Since Signal is primarily a privacy-based messaging service, some consumer-friendly features are missing. You have secure texts, voices and video calls and all communications are encrypted from end to end. In addition, you can build classes, but can not send messages simultaneously to multiple contacts. Note that Signal doesn't allow video / audio group calls from now on.
Moreover, you have the capability to send a one-time visible file, such as the disappearing messages similar to self-destruct messages from Telegram. For me, "Note to Self" is the best feature of Signal. In comparison, to give you messages, you don't have to build an individual member group. The feature is native to Signal, and you can identify your ideas and thoughts with friends and your family.
In addition, Signal allows you to relay voice calls to their servers so that your identity is shielded from your contacts. The app is a bit like a VPN, but Signal provides an optimized alternative to mask your IP address. You can also allow incognito keyboards, use Dark mode and delete old messages on a single stroke while taping Signal, and of course, use the powerful photo editor to blur faces and private details from images.

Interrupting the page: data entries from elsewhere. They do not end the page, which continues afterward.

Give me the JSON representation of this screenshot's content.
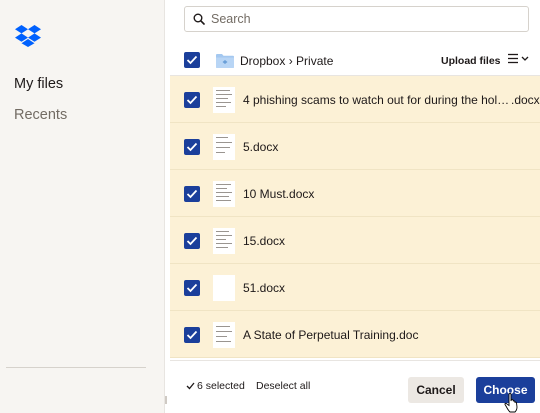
{
  "sidebar": {
    "logo_icon": "dropbox-logo-icon",
    "items": [
      {
        "label": "My files",
        "active": true
      },
      {
        "label": "Recents",
        "active": false
      }
    ]
  },
  "search": {
    "placeholder": "Search",
    "value": "",
    "icon": "search-icon"
  },
  "header": {
    "folder_icon": "shared-folder-icon",
    "breadcrumb": "Dropbox › Private",
    "upload_label": "Upload files",
    "view_icon": "list-view-icon"
  },
  "files": [
    {
      "name": "4 phishing scams to watch out for during the holid…",
      "ext": ".docx",
      "selected": true
    },
    {
      "name": "5.docx",
      "ext": "",
      "selected": true
    },
    {
      "name": "10 Must.docx",
      "ext": "",
      "selected": true
    },
    {
      "name": "15.docx",
      "ext": "",
      "selected": true
    },
    {
      "name": "51.docx",
      "ext": "",
      "selected": true
    },
    {
      "name": "A State of Perpetual Training.doc",
      "ext": "",
      "selected": true
    }
  ],
  "footer": {
    "selected_count": "6 selected",
    "deselect_label": "Deselect all",
    "cancel_label": "Cancel",
    "choose_label": "Choose"
  },
  "colors": {
    "accent": "#1b3f9b",
    "selected_row": "#fcf1d6",
    "sidebar_bg": "#f7f5f2",
    "logo": "#0061fe"
  }
}
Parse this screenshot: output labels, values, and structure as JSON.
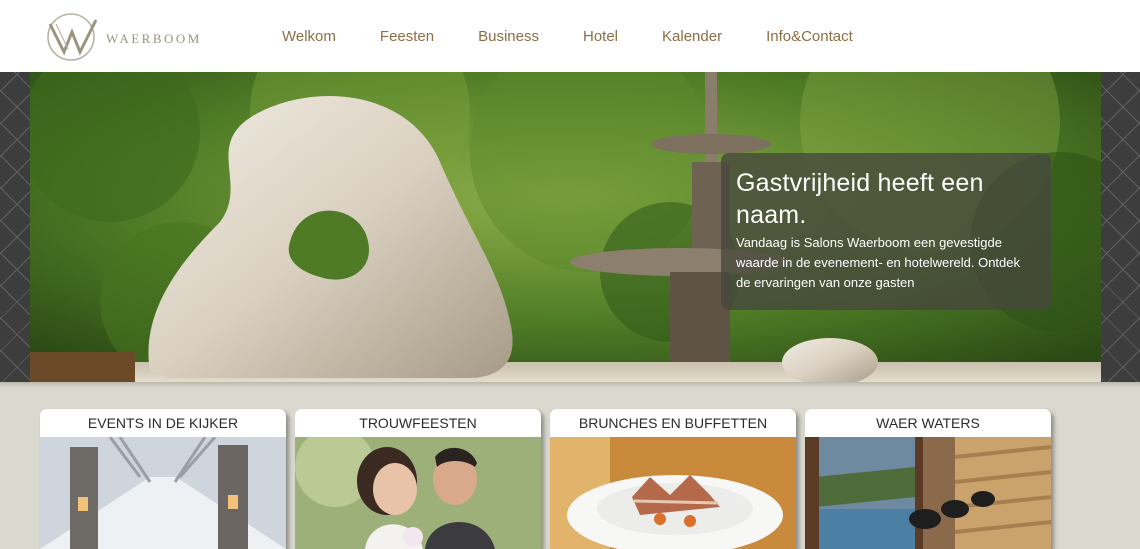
{
  "logo": {
    "text": "WAERBOOM",
    "icon": "waerboom-w-logo"
  },
  "nav": {
    "items": [
      {
        "label": "Welkom"
      },
      {
        "label": "Feesten"
      },
      {
        "label": "Business"
      },
      {
        "label": "Hotel"
      },
      {
        "label": "Kalender"
      },
      {
        "label": "Info&Contact"
      }
    ]
  },
  "hero": {
    "title": "Gastvrijheid heeft een naam.",
    "text": "Vandaag is Salons Waerboom een gevestigde waarde in de evenement- en hotelwereld. Ontdek de ervaringen van onze gasten"
  },
  "cards": [
    {
      "title": "EVENTS IN DE KIJKER",
      "image": "winter-avenue-gate-photo"
    },
    {
      "title": "TROUWFEESTEN",
      "image": "wedding-couple-photo"
    },
    {
      "title": "BRUNCHES EN BUFFETTEN",
      "image": "plated-fish-dish-photo"
    },
    {
      "title": "WAER WATERS",
      "image": "spa-pool-photo"
    }
  ],
  "colors": {
    "nav": "#8c6e44",
    "logo": "#9a9580",
    "background": "#d9d9cf",
    "band": "#3d3d3d"
  }
}
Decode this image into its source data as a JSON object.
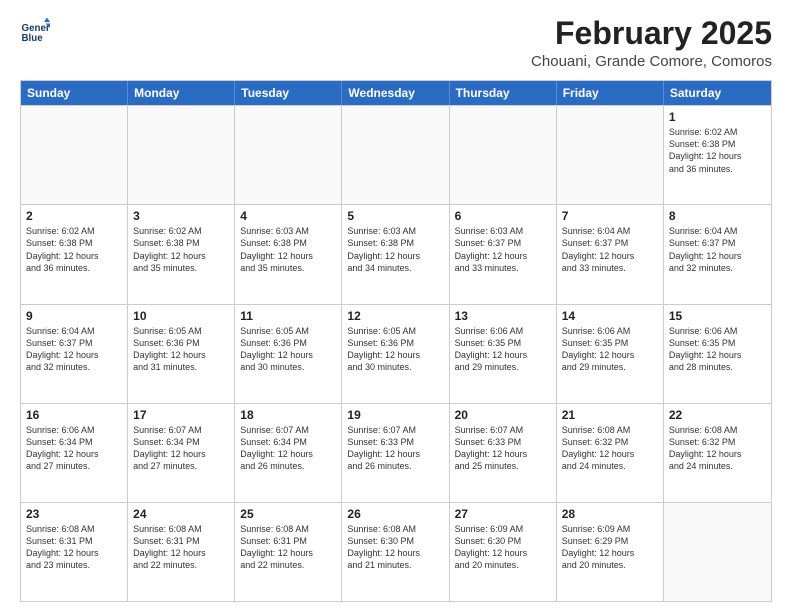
{
  "header": {
    "logo_line1": "General",
    "logo_line2": "Blue",
    "month": "February 2025",
    "location": "Chouani, Grande Comore, Comoros"
  },
  "weekdays": [
    "Sunday",
    "Monday",
    "Tuesday",
    "Wednesday",
    "Thursday",
    "Friday",
    "Saturday"
  ],
  "rows": [
    [
      {
        "day": "",
        "info": ""
      },
      {
        "day": "",
        "info": ""
      },
      {
        "day": "",
        "info": ""
      },
      {
        "day": "",
        "info": ""
      },
      {
        "day": "",
        "info": ""
      },
      {
        "day": "",
        "info": ""
      },
      {
        "day": "1",
        "info": "Sunrise: 6:02 AM\nSunset: 6:38 PM\nDaylight: 12 hours\nand 36 minutes."
      }
    ],
    [
      {
        "day": "2",
        "info": "Sunrise: 6:02 AM\nSunset: 6:38 PM\nDaylight: 12 hours\nand 36 minutes."
      },
      {
        "day": "3",
        "info": "Sunrise: 6:02 AM\nSunset: 6:38 PM\nDaylight: 12 hours\nand 35 minutes."
      },
      {
        "day": "4",
        "info": "Sunrise: 6:03 AM\nSunset: 6:38 PM\nDaylight: 12 hours\nand 35 minutes."
      },
      {
        "day": "5",
        "info": "Sunrise: 6:03 AM\nSunset: 6:38 PM\nDaylight: 12 hours\nand 34 minutes."
      },
      {
        "day": "6",
        "info": "Sunrise: 6:03 AM\nSunset: 6:37 PM\nDaylight: 12 hours\nand 33 minutes."
      },
      {
        "day": "7",
        "info": "Sunrise: 6:04 AM\nSunset: 6:37 PM\nDaylight: 12 hours\nand 33 minutes."
      },
      {
        "day": "8",
        "info": "Sunrise: 6:04 AM\nSunset: 6:37 PM\nDaylight: 12 hours\nand 32 minutes."
      }
    ],
    [
      {
        "day": "9",
        "info": "Sunrise: 6:04 AM\nSunset: 6:37 PM\nDaylight: 12 hours\nand 32 minutes."
      },
      {
        "day": "10",
        "info": "Sunrise: 6:05 AM\nSunset: 6:36 PM\nDaylight: 12 hours\nand 31 minutes."
      },
      {
        "day": "11",
        "info": "Sunrise: 6:05 AM\nSunset: 6:36 PM\nDaylight: 12 hours\nand 30 minutes."
      },
      {
        "day": "12",
        "info": "Sunrise: 6:05 AM\nSunset: 6:36 PM\nDaylight: 12 hours\nand 30 minutes."
      },
      {
        "day": "13",
        "info": "Sunrise: 6:06 AM\nSunset: 6:35 PM\nDaylight: 12 hours\nand 29 minutes."
      },
      {
        "day": "14",
        "info": "Sunrise: 6:06 AM\nSunset: 6:35 PM\nDaylight: 12 hours\nand 29 minutes."
      },
      {
        "day": "15",
        "info": "Sunrise: 6:06 AM\nSunset: 6:35 PM\nDaylight: 12 hours\nand 28 minutes."
      }
    ],
    [
      {
        "day": "16",
        "info": "Sunrise: 6:06 AM\nSunset: 6:34 PM\nDaylight: 12 hours\nand 27 minutes."
      },
      {
        "day": "17",
        "info": "Sunrise: 6:07 AM\nSunset: 6:34 PM\nDaylight: 12 hours\nand 27 minutes."
      },
      {
        "day": "18",
        "info": "Sunrise: 6:07 AM\nSunset: 6:34 PM\nDaylight: 12 hours\nand 26 minutes."
      },
      {
        "day": "19",
        "info": "Sunrise: 6:07 AM\nSunset: 6:33 PM\nDaylight: 12 hours\nand 26 minutes."
      },
      {
        "day": "20",
        "info": "Sunrise: 6:07 AM\nSunset: 6:33 PM\nDaylight: 12 hours\nand 25 minutes."
      },
      {
        "day": "21",
        "info": "Sunrise: 6:08 AM\nSunset: 6:32 PM\nDaylight: 12 hours\nand 24 minutes."
      },
      {
        "day": "22",
        "info": "Sunrise: 6:08 AM\nSunset: 6:32 PM\nDaylight: 12 hours\nand 24 minutes."
      }
    ],
    [
      {
        "day": "23",
        "info": "Sunrise: 6:08 AM\nSunset: 6:31 PM\nDaylight: 12 hours\nand 23 minutes."
      },
      {
        "day": "24",
        "info": "Sunrise: 6:08 AM\nSunset: 6:31 PM\nDaylight: 12 hours\nand 22 minutes."
      },
      {
        "day": "25",
        "info": "Sunrise: 6:08 AM\nSunset: 6:31 PM\nDaylight: 12 hours\nand 22 minutes."
      },
      {
        "day": "26",
        "info": "Sunrise: 6:08 AM\nSunset: 6:30 PM\nDaylight: 12 hours\nand 21 minutes."
      },
      {
        "day": "27",
        "info": "Sunrise: 6:09 AM\nSunset: 6:30 PM\nDaylight: 12 hours\nand 20 minutes."
      },
      {
        "day": "28",
        "info": "Sunrise: 6:09 AM\nSunset: 6:29 PM\nDaylight: 12 hours\nand 20 minutes."
      },
      {
        "day": "",
        "info": ""
      }
    ]
  ]
}
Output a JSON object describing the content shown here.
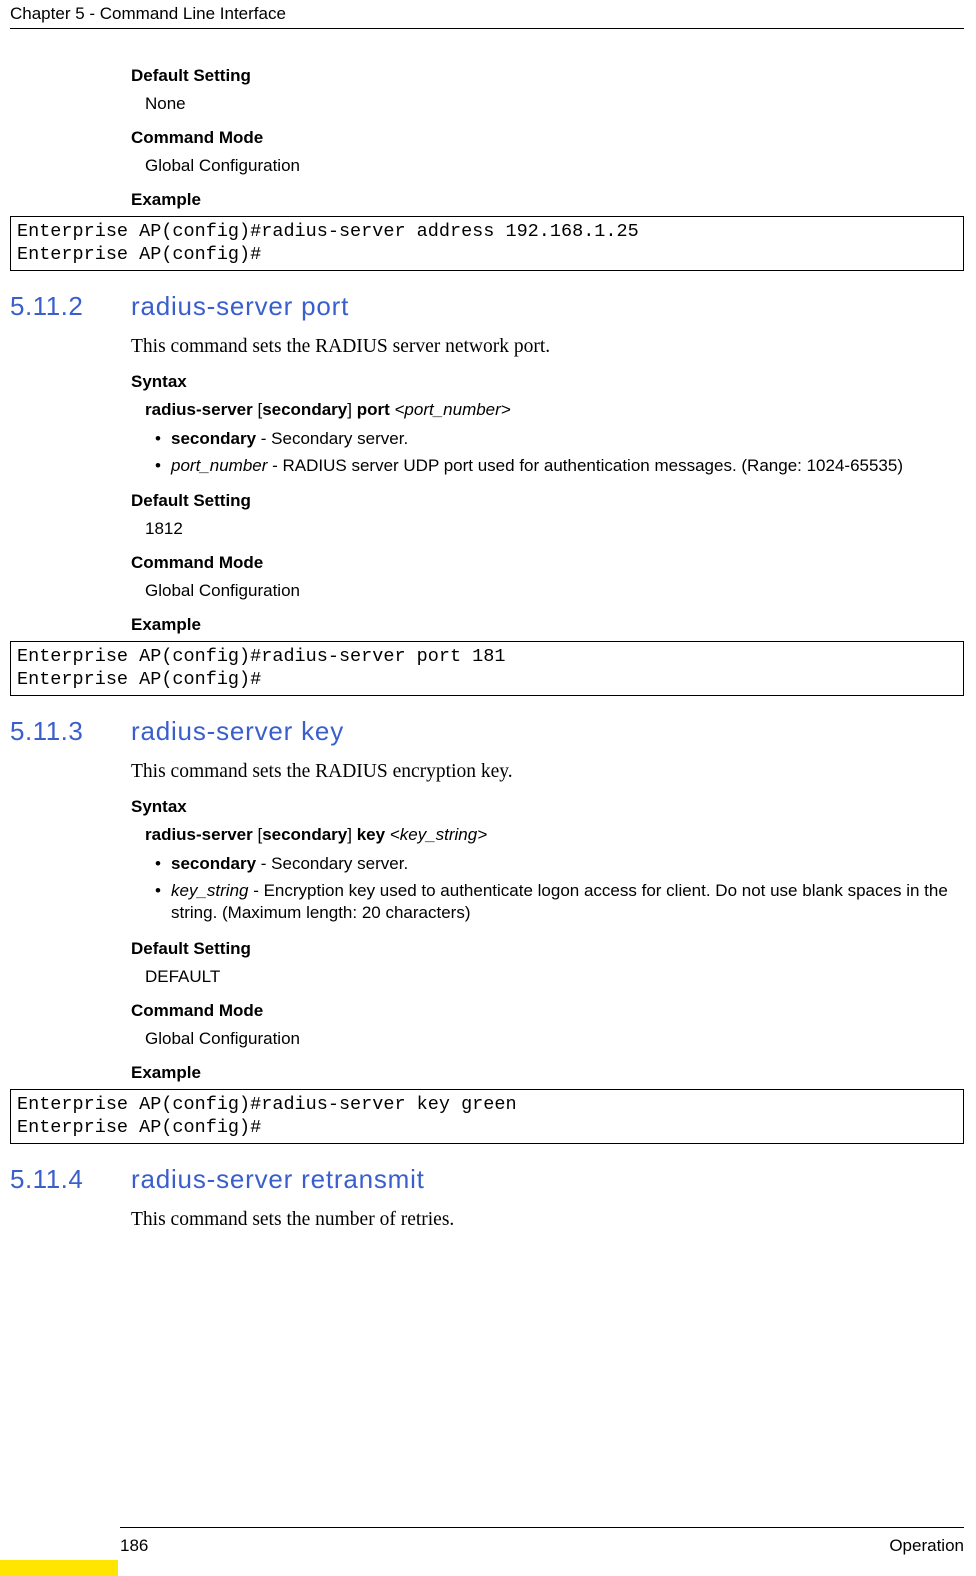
{
  "header": {
    "chapter": "Chapter 5 - Command Line Interface"
  },
  "section_5_11_1_tail": {
    "default_setting_label": "Default Setting",
    "default_setting_value": "None",
    "command_mode_label": "Command Mode",
    "command_mode_value": "Global Configuration",
    "example_label": "Example",
    "code_line1": "Enterprise AP(config)#radius-server address 192.168.1.25",
    "code_line2": "Enterprise AP(config)#"
  },
  "section_5_11_2": {
    "num": "5.11.2",
    "title": "radius-server port",
    "desc": "This command sets the RADIUS server network port.",
    "syntax_label": "Syntax",
    "syntax_cmd_b1": "radius-server",
    "syntax_open": " [",
    "syntax_cmd_b2": "secondary",
    "syntax_close": "] ",
    "syntax_cmd_b3": "port",
    "syntax_space": " ",
    "syntax_arg_open": "<",
    "syntax_arg": "port_number",
    "syntax_arg_close": ">",
    "param1_b": "secondary",
    "param1_rest": " - Secondary server.",
    "param2_i": "port_number",
    "param2_rest": " - RADIUS server UDP port used for authentication messages. (Range: 1024-65535)",
    "default_setting_label": "Default Setting",
    "default_setting_value": "1812",
    "command_mode_label": "Command Mode",
    "command_mode_value": "Global Configuration",
    "example_label": "Example",
    "code_line1": "Enterprise AP(config)#radius-server port 181",
    "code_line2": "Enterprise AP(config)#"
  },
  "section_5_11_3": {
    "num": "5.11.3",
    "title": "radius-server key",
    "desc": "This command sets the RADIUS encryption key.",
    "syntax_label": "Syntax",
    "syntax_cmd_b1": "radius-server",
    "syntax_open": " [",
    "syntax_cmd_b2": "secondary",
    "syntax_close": "] ",
    "syntax_cmd_b3": "key",
    "syntax_space": " ",
    "syntax_arg_open": "<",
    "syntax_arg": "key_string",
    "syntax_arg_close": ">",
    "param1_b": "secondary",
    "param1_rest": " - Secondary server.",
    "param2_i": "key_string",
    "param2_rest": " - Encryption key used to authenticate logon access for client. Do not use blank spaces in the string. (Maximum length: 20 characters)",
    "default_setting_label": "Default Setting",
    "default_setting_value": "DEFAULT",
    "command_mode_label": "Command Mode",
    "command_mode_value": "Global Configuration",
    "example_label": "Example",
    "code_line1": "Enterprise AP(config)#radius-server key green",
    "code_line2": "Enterprise AP(config)#"
  },
  "section_5_11_4": {
    "num": "5.11.4",
    "title": "radius-server retransmit",
    "desc": "This command sets the number of retries."
  },
  "footer": {
    "page": "186",
    "label": "Operation"
  }
}
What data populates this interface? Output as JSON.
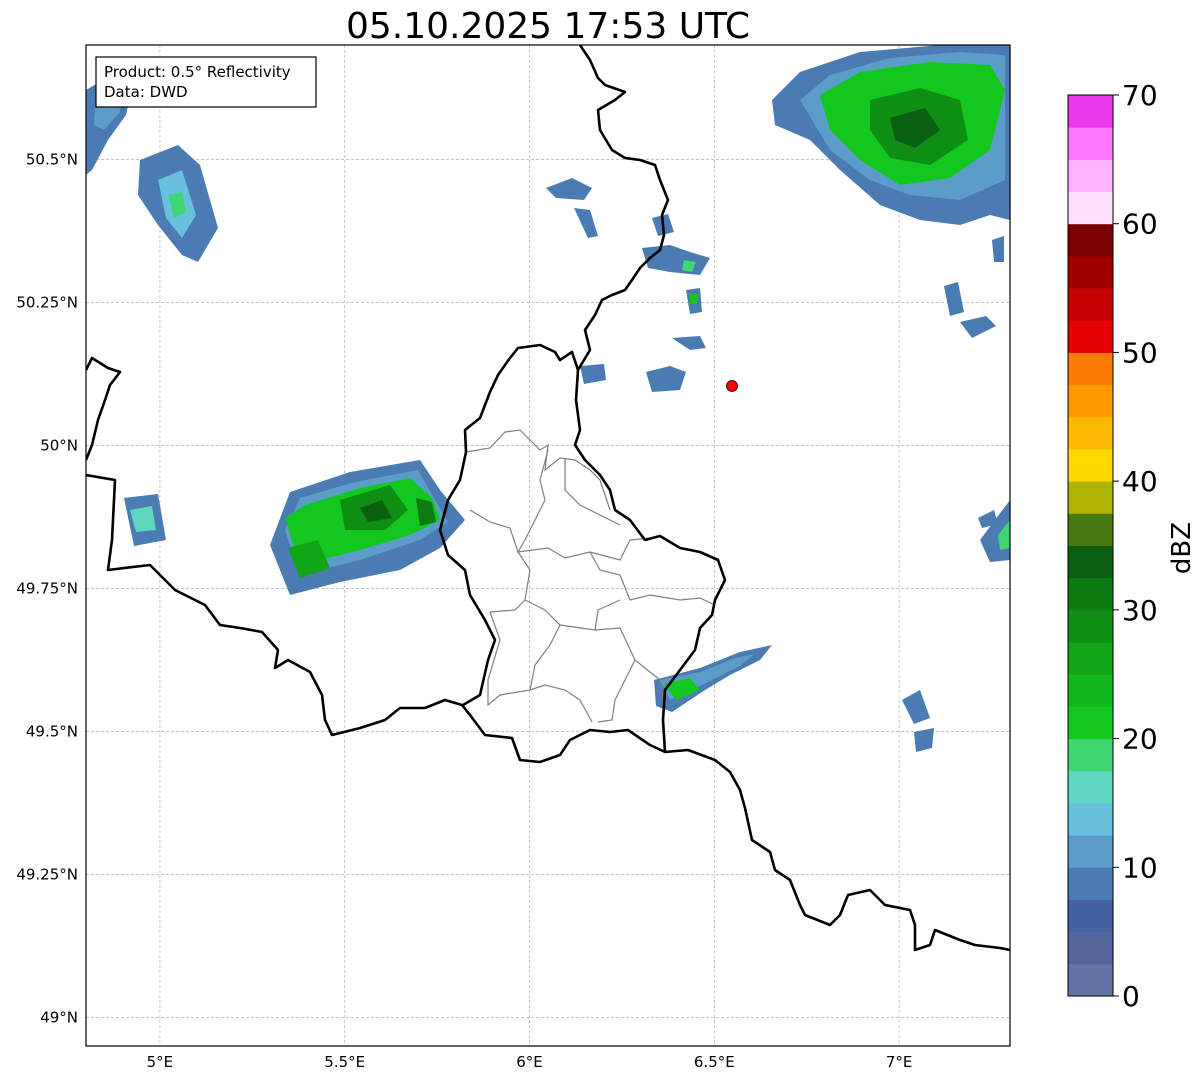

Emojis and some privacy stickers are available, but in comparison with WhatsApp and Telegram they are very small. In summary, Signal does have some of its best privacy but may struggle to provide infinite customization options for users.
Conclusion: WhatsApp vs Telegram vs Signal
When we drive by, it is clear that Signal is a very protected communication service and a lot better than WhatsApp and Telegram. Nonetheless, WhatsApp isn't far from embracing end-to-end encryption and still has some excellent consumer-focused apps. The current issue with WhatsApp is its Facebook relationship that will impact messaging in the coming days.
Ultimately, Telegram is not the best safety tool, but potentially it gives you encrypted messages and you need to learn the other features it provides. Besides that, Telegram 's endless apps are absolutely unrivaled and a treat for users and community administrators.
In addition, in order to reconcile your privacy and your feature requirements, you have to make the final decision. I will pick WhatsApp directly as long as Facebook is unable to make any major changes. But I'd be the first person on the Facebook day to sail to Signal